Every line containing the word "JSON" must be pulled from the records.
==== Entries provided ====
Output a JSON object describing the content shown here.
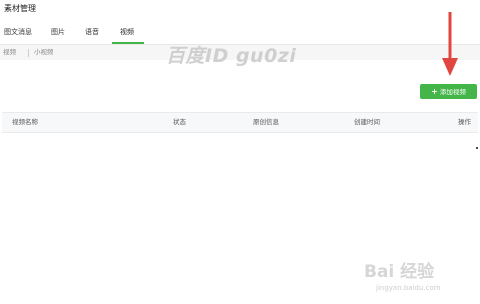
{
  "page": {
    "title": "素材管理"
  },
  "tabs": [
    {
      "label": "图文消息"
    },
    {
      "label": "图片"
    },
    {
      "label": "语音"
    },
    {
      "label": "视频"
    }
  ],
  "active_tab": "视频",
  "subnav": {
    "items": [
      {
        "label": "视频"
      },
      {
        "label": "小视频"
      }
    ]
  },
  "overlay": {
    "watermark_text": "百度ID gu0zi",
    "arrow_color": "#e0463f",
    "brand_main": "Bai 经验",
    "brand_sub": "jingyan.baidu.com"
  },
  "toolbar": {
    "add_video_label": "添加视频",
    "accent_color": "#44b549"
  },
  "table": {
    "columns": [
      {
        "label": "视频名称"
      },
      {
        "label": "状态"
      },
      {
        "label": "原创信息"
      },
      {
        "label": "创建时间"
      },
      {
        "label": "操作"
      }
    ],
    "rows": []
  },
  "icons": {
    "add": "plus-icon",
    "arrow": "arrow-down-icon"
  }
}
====
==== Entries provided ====
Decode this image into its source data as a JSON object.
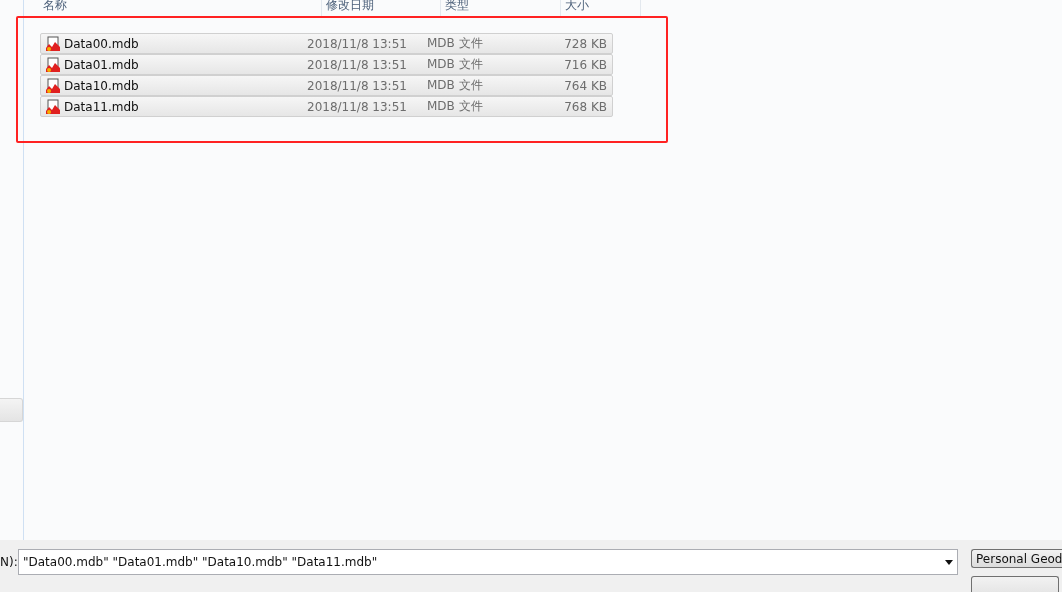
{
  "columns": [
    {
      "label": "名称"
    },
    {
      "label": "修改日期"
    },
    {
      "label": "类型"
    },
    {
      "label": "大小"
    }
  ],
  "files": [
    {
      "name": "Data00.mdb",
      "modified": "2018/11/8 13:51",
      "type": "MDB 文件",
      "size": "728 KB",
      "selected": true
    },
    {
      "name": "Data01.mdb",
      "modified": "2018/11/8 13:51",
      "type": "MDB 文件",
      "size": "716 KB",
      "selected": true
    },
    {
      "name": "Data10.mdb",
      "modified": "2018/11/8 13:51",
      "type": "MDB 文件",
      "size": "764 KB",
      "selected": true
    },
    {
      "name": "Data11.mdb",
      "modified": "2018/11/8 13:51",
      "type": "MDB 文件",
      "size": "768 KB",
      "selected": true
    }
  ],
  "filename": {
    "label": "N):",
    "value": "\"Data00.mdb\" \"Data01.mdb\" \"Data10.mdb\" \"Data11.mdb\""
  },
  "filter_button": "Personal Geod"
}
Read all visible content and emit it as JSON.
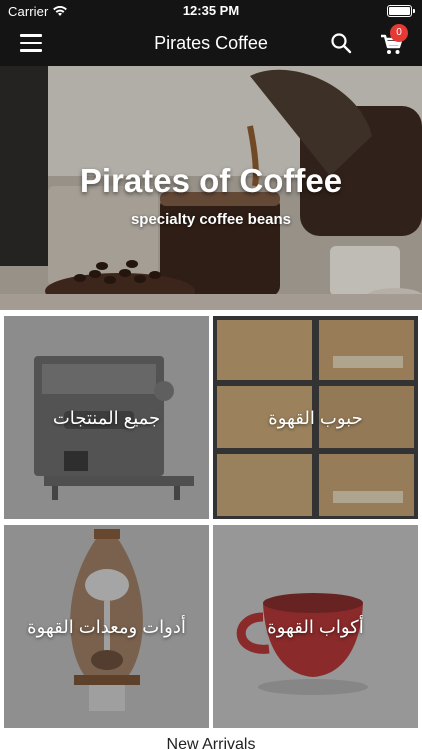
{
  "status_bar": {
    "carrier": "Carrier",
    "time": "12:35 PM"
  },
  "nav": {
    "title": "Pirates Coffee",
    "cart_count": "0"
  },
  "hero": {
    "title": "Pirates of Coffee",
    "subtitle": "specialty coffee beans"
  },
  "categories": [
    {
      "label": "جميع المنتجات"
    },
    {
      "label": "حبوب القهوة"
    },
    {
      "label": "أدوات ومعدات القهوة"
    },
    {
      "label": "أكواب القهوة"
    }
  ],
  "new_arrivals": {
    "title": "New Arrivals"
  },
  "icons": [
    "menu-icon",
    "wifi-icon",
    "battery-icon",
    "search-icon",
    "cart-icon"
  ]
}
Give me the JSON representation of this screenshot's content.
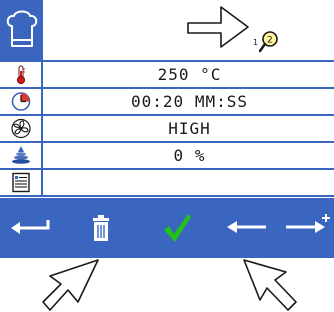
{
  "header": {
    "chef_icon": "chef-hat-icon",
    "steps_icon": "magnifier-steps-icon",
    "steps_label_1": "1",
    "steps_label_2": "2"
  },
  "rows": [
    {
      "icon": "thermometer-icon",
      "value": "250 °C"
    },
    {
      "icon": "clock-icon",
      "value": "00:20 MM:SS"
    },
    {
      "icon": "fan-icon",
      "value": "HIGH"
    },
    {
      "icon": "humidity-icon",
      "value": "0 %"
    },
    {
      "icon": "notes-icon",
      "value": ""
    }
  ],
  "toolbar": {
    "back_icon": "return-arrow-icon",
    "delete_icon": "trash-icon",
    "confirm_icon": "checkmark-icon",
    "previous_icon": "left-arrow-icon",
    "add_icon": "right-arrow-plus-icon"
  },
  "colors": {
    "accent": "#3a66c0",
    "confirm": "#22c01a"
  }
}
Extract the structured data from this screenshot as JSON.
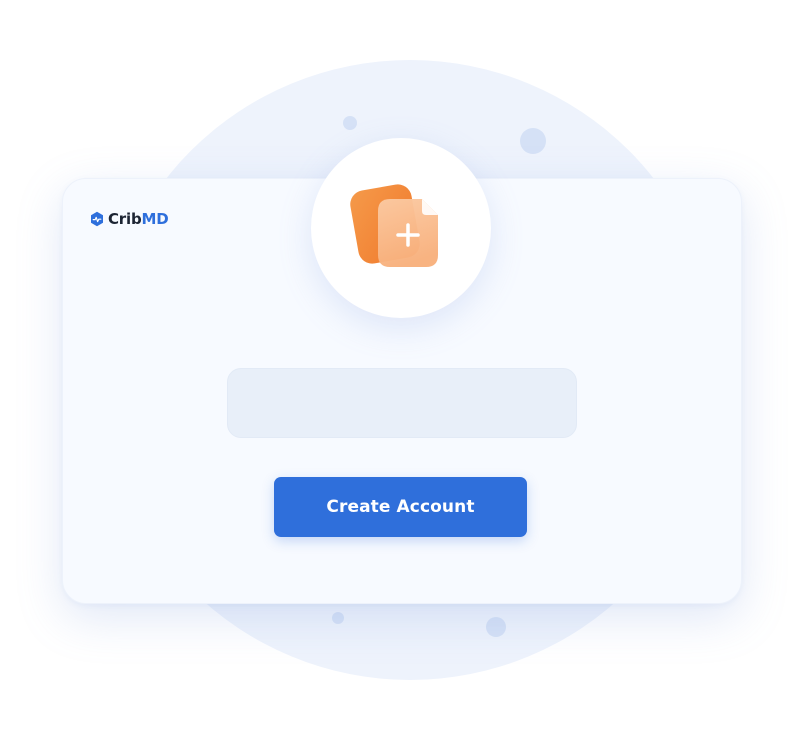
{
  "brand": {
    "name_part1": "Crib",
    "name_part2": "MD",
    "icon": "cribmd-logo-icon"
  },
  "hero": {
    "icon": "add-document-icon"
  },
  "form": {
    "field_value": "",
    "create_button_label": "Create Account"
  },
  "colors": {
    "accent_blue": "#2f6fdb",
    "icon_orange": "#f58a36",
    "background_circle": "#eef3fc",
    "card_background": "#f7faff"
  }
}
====
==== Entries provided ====
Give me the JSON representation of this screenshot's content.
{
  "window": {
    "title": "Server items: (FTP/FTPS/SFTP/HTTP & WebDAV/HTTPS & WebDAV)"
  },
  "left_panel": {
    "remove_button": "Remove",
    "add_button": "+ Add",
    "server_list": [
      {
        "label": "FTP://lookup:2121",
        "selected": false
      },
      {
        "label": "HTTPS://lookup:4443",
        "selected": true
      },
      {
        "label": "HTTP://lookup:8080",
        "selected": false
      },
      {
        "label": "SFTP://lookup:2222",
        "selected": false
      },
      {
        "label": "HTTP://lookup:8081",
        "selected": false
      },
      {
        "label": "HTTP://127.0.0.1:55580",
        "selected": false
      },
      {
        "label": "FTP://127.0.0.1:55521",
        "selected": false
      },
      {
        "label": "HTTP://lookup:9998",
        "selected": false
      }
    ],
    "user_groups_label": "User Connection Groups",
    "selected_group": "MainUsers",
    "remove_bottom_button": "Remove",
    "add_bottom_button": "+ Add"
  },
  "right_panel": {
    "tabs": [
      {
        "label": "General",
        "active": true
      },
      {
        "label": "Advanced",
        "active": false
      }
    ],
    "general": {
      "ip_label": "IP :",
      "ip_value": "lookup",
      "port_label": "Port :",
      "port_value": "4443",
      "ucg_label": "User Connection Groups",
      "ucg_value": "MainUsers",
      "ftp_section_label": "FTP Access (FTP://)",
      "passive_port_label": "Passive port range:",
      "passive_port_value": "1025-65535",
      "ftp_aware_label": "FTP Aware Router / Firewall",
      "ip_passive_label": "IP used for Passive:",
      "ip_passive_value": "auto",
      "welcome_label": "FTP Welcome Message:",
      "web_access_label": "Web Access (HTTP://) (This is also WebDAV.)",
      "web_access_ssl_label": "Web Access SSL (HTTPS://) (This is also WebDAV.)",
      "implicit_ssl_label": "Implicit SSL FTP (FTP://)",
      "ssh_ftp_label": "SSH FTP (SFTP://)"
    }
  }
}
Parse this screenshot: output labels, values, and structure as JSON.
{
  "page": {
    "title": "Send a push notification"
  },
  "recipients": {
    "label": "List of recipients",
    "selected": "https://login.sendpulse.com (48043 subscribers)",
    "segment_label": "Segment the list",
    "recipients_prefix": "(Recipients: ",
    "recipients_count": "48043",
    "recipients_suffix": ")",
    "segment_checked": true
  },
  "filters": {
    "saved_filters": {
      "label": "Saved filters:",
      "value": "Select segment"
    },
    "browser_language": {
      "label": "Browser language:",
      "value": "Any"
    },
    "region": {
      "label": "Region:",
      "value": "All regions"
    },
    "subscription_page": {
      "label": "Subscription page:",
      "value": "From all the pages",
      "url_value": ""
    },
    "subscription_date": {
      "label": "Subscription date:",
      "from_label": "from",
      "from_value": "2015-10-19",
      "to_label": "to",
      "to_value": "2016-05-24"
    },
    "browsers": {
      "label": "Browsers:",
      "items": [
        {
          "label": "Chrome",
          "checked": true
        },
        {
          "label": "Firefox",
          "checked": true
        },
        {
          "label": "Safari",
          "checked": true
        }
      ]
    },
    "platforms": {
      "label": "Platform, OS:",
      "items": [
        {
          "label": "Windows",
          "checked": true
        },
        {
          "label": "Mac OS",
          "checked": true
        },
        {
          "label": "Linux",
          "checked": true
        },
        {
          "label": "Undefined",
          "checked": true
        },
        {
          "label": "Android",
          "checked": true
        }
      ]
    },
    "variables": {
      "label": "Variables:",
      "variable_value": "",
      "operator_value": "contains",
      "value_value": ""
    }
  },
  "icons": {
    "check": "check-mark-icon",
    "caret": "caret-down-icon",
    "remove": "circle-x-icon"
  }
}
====
• _Response to the task_
Output a JSON object describing the content shown here.
Decode this image into its source data as a JSON object.
Read all visible content and emit it as JSON.
Give me the JSON representation of this screenshot's content.
Extract the structured data from this screenshot as JSON.
Give me the JSON representation of this screenshot's content.
Parse this screenshot: output labels, values, and structure as JSON.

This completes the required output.